Not only was the match live on TV, but the Burton keeper was also pictured on the front page of The Times holding a Paddy Power scarf with the message “We’re going to Old Trafford”. You couldn’t buy it! Man United stuffed them in the replay.
Back to religion. This was without a doubt the best craic ever had in the guise of work. It went something like this –
We had been betting on who would be next Pope for a number of years, and when John Paul II was obviously very ill, interest in his successor soared.
When Pope John Paul II died, there was a period of mourning in Rome and the world’s media were camped in Rome with nothing to talk about. We though it would be a good idea to give them a story.
So Paddy & Ken (Power & Robertson) packed their bags and jumped on a plane to Rome. They went straight to St. Peter’s Square, set up a bookie stand and began shouting the odds.
There was huge interest from the public in Rome as everyone wanted to know who the bookies thought would be next Pope. The media caught the bug too and over the course of 3 days they were interviewed on more than 90 international TV networks.

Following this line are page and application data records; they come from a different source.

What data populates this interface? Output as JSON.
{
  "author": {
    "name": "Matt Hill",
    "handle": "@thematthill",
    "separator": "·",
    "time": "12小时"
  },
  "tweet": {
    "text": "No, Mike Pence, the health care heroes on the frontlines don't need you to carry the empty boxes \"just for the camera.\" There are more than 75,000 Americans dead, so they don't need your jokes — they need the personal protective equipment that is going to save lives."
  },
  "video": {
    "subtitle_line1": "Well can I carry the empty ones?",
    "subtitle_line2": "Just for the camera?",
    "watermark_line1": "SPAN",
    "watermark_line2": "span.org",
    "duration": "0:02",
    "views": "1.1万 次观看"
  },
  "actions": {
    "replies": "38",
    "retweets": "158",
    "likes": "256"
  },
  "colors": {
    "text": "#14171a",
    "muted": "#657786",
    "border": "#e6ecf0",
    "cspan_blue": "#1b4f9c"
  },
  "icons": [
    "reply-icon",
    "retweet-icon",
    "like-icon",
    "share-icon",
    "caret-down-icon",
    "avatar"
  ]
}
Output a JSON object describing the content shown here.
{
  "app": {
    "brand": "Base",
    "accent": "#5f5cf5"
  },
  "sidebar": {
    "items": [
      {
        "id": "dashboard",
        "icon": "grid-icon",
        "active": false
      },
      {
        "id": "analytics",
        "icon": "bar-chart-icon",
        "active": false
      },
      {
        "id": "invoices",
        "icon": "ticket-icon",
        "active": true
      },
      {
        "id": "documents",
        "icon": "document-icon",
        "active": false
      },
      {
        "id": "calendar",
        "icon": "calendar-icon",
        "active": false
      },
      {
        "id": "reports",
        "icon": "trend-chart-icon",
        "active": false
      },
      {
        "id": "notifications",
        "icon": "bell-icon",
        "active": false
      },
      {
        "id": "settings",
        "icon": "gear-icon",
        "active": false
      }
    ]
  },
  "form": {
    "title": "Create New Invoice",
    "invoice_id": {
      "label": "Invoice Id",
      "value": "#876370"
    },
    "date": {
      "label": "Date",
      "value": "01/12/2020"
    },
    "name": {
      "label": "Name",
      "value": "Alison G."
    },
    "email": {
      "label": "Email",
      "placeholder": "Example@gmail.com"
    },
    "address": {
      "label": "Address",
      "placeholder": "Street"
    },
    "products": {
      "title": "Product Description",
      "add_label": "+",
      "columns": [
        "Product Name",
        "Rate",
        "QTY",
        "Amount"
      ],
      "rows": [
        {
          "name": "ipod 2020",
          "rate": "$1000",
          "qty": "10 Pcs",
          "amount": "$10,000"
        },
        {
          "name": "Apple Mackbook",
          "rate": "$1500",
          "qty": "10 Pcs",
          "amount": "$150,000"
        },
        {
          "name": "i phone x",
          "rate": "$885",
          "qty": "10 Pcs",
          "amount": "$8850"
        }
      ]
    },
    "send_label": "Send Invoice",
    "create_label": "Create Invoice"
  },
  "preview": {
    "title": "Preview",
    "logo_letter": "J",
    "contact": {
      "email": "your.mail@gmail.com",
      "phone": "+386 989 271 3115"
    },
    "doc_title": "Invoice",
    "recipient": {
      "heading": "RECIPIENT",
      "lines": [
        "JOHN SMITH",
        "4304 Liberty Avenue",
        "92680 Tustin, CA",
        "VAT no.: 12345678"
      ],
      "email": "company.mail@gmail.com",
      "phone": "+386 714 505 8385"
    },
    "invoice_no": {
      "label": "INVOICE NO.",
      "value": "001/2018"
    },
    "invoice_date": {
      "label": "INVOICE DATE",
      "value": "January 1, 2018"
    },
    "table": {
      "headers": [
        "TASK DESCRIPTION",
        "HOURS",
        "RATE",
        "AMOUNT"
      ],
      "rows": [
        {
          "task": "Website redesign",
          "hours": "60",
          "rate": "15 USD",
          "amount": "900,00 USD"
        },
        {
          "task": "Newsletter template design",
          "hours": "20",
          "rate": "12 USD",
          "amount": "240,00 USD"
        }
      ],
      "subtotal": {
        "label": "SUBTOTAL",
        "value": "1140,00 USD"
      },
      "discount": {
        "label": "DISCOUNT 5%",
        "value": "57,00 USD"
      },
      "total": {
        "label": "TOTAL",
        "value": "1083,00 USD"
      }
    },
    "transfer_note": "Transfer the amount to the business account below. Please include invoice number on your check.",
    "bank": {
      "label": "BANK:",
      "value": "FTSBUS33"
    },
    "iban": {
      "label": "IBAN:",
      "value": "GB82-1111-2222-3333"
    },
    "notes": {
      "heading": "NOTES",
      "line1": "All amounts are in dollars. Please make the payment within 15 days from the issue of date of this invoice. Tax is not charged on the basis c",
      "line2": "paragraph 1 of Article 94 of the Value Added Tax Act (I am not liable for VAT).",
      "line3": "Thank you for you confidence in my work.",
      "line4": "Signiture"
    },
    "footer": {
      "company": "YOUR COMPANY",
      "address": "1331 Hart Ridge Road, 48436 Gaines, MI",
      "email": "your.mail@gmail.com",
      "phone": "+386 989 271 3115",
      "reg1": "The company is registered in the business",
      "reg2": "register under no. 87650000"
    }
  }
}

This was the PR coup of coups. Keith Miller of NBC had a point when he said, “It costs £1,000 per second to advertise on primetime NBC, you got a 10 minute interview, go do the math!”
Thousands of new accounts were opened and the bets poured in with almost €1 million bet on the Papacy.
The highlight of the adventure was when Ken had a gun pulled on him by a member of the Italian Secret Service, he somehow managed to evade capture!
Later in the year we found ourselves in hot water due to our advertising once again. This turned out to be the most controversial ever of our ads.
The idea behind the campaign was to depict clearly inappropriate situations for people to be betting with the tag line “there’s a place for fun & games”.
The one particular ad that caused a stir was a depiction of Leonardo da Vinci’s Last Supper with Jesus and his apostles surrounded by roulette wheels and betting chips. We were obviously making the point that The Last Supper was an in appropriate place for fun and games – some people didn’t quite see it like that.
Once again, the ad was banned. Once again opinion was divided. Once again people were talking.